| Prompt |
Scan the entries and copy each line where the word "Xout" is present.

Data about app and page elements:
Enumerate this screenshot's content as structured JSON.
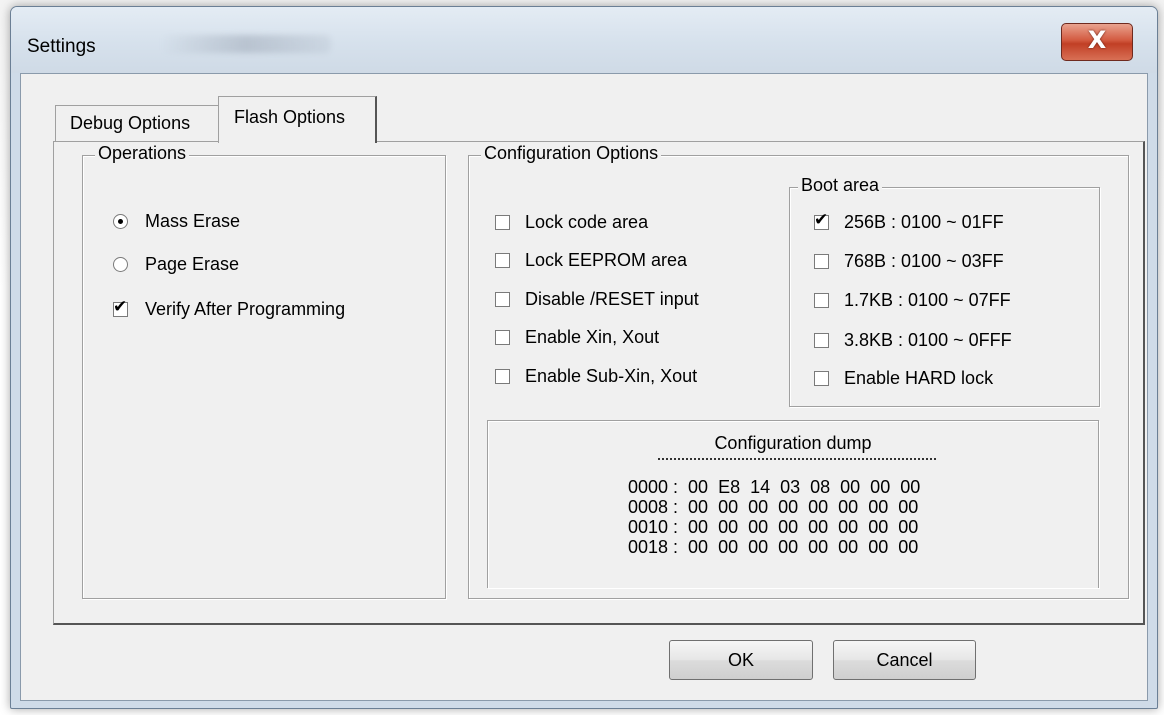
{
  "window": {
    "title": "Settings",
    "close_glyph": "X"
  },
  "tabs": [
    {
      "label": "Debug Options",
      "active": false
    },
    {
      "label": "Flash Options",
      "active": true
    }
  ],
  "operations": {
    "legend": "Operations",
    "items": [
      {
        "type": "radio",
        "label": "Mass Erase",
        "checked": true
      },
      {
        "type": "radio",
        "label": "Page Erase",
        "checked": false
      },
      {
        "type": "checkbox",
        "label": "Verify After Programming",
        "checked": true
      }
    ]
  },
  "config": {
    "legend": "Configuration Options",
    "items": [
      {
        "label": "Lock code area",
        "checked": false
      },
      {
        "label": "Lock EEPROM area",
        "checked": false
      },
      {
        "label": "Disable /RESET input",
        "checked": false
      },
      {
        "label": "Enable Xin, Xout",
        "checked": false
      },
      {
        "label": "Enable Sub-Xin, Xout",
        "checked": false
      }
    ]
  },
  "boot_area": {
    "legend": "Boot area",
    "items": [
      {
        "label": "256B : 0100 ~ 01FF",
        "checked": true
      },
      {
        "label": "768B : 0100 ~ 03FF",
        "checked": false
      },
      {
        "label": "1.7KB : 0100 ~ 07FF",
        "checked": false
      },
      {
        "label": "3.8KB : 0100 ~ 0FFF",
        "checked": false
      },
      {
        "label": "Enable HARD lock",
        "checked": false
      }
    ]
  },
  "dump": {
    "title": "Configuration dump",
    "lines": [
      "0000 :  00  E8  14  03  08  00  00  00",
      "0008 :  00  00  00  00  00  00  00  00",
      "0010 :  00  00  00  00  00  00  00  00",
      "0018 :  00  00  00  00  00  00  00  00"
    ]
  },
  "buttons": {
    "ok": "OK",
    "cancel": "Cancel"
  }
}
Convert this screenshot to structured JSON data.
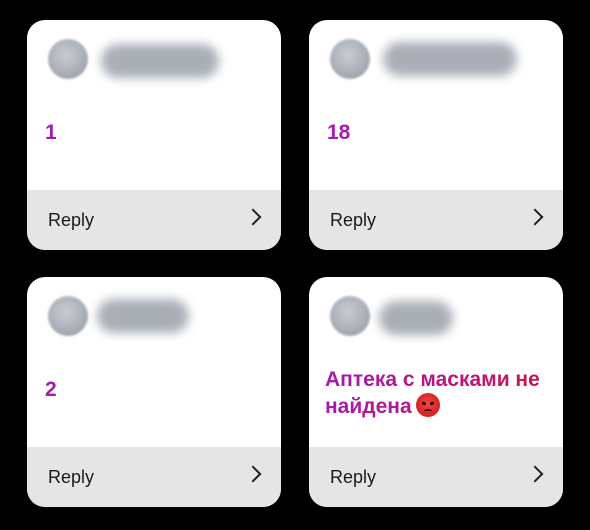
{
  "cards": [
    {
      "message": "1",
      "reply_label": "Reply",
      "icons": {
        "avatar": "avatar",
        "reply_chevron": "chevron-right-icon"
      }
    },
    {
      "message": "18",
      "reply_label": "Reply",
      "icons": {
        "avatar": "avatar",
        "reply_chevron": "chevron-right-icon"
      }
    },
    {
      "message": "2",
      "reply_label": "Reply",
      "icons": {
        "avatar": "avatar",
        "reply_chevron": "chevron-right-icon"
      }
    },
    {
      "message": "Аптека с масками не найдена",
      "emoji": "angry-face-icon",
      "reply_label": "Reply",
      "icons": {
        "avatar": "avatar",
        "reply_chevron": "chevron-right-icon"
      }
    }
  ],
  "colors": {
    "background": "#000000",
    "card": "#ffffff",
    "reply_bar": "#e5e5e5",
    "message_gradient_start": "#a21caf",
    "message_gradient_end": "#d1114a"
  }
}
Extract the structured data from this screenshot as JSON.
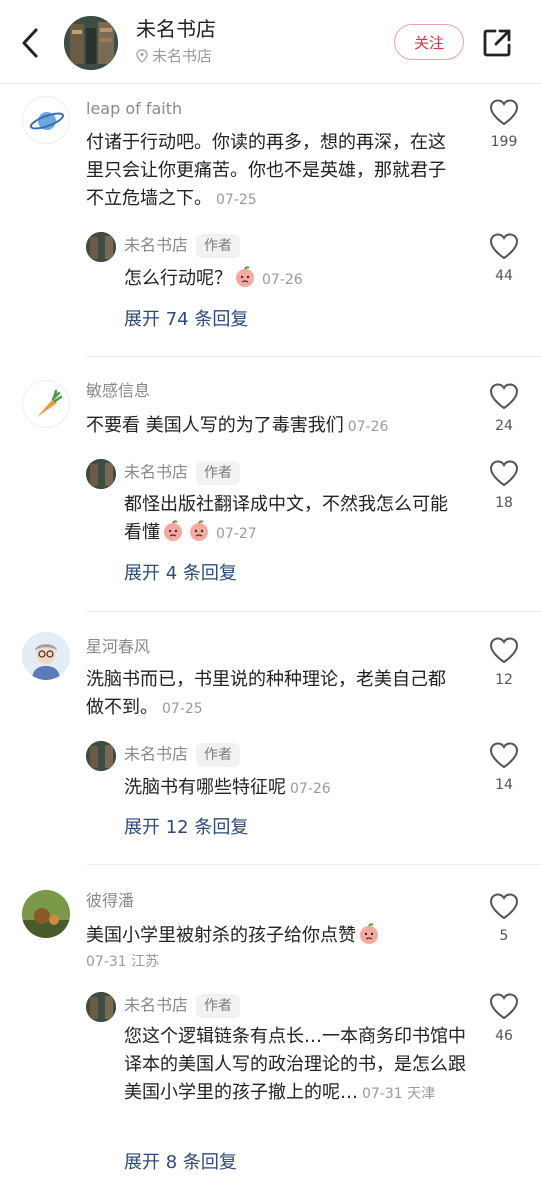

| Response to this task |
        "label": "Enable Xin, Xout",
        "label": "Enable Sub-Xin, Xout",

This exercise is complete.